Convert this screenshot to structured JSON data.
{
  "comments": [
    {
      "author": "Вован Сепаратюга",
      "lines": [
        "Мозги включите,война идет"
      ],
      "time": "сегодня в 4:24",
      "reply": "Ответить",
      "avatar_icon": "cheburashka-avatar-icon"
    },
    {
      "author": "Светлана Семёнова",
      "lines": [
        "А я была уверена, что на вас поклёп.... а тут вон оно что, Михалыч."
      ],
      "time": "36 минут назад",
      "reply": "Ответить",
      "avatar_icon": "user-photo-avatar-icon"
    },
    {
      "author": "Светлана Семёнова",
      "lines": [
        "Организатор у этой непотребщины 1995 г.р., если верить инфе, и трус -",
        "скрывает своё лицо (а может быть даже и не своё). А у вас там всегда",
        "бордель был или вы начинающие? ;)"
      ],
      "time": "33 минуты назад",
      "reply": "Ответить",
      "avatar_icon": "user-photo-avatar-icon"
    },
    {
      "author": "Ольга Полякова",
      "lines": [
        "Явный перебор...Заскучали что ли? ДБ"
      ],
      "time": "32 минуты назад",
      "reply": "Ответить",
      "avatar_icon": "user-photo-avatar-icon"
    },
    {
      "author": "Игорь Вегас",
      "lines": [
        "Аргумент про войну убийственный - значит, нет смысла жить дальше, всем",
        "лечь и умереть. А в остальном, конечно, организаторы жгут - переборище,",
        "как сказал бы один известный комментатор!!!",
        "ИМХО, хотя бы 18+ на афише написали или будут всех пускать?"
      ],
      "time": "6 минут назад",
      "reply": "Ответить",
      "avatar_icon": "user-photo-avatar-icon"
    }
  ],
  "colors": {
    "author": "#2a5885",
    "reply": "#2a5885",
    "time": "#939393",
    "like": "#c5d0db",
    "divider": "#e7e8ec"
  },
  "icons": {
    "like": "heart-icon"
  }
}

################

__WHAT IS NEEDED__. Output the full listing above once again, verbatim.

__FINISHED EXERCISE__.
Convert this screenshot to structured JSON data.
{
  "comments": [
    {
      "author": "Вован Сепаратюга",
      "lines": [
        "Мозги включите,война идет"
      ],
      "time": "сегодня в 4:24",
      "reply": "Ответить",
      "avatar_icon": "cheburashka-avatar-icon"
    },
    {
      "author": "Светлана Семёнова",
      "lines": [
        "А я была уверена, что на вас поклёп.... а тут вон оно что, Михалыч."
      ],
      "time": "36 минут назад",
      "reply": "Ответить",
      "avatar_icon": "user-photo-avatar-icon"
    },
    {
      "author": "Светлана Семёнова",
      "lines": [
        "Организатор у этой непотребщины 1995 г.р., если верить инфе, и трус -",
        "скрывает своё лицо (а может быть даже и не своё). А у вас там всегда",
        "бордель был или вы начинающие? ;)"
      ],
      "time": "33 минуты назад",
      "reply": "Ответить",
      "avatar_icon": "user-photo-avatar-icon"
    },
    {
      "author": "Ольга Полякова",
      "lines": [
        "Явный перебор...Заскучали что ли? ДБ"
      ],
      "time": "32 минуты назад",
      "reply": "Ответить",
      "avatar_icon": "user-photo-avatar-icon"
    },
    {
      "author": "Игорь Вегас",
      "lines": [
        "Аргумент про войну убийственный - значит, нет смысла жить дальше, всем",
        "лечь и умереть. А в остальном, конечно, организаторы жгут - переборище,",
        "как сказал бы один известный комментатор!!!",
        "ИМХО, хотя бы 18+ на афише написали или будут всех пускать?"
      ],
      "time": "6 минут назад",
      "reply": "Ответить",
      "avatar_icon": "user-photo-avatar-icon"
    }
  ],
  "colors": {
    "author": "#2a5885",
    "reply": "#2a5885",
    "time": "#939393",
    "like": "#c5d0db",
    "divider": "#e7e8ec"
  },
  "icons": {
    "like": "heart-icon"
  }
}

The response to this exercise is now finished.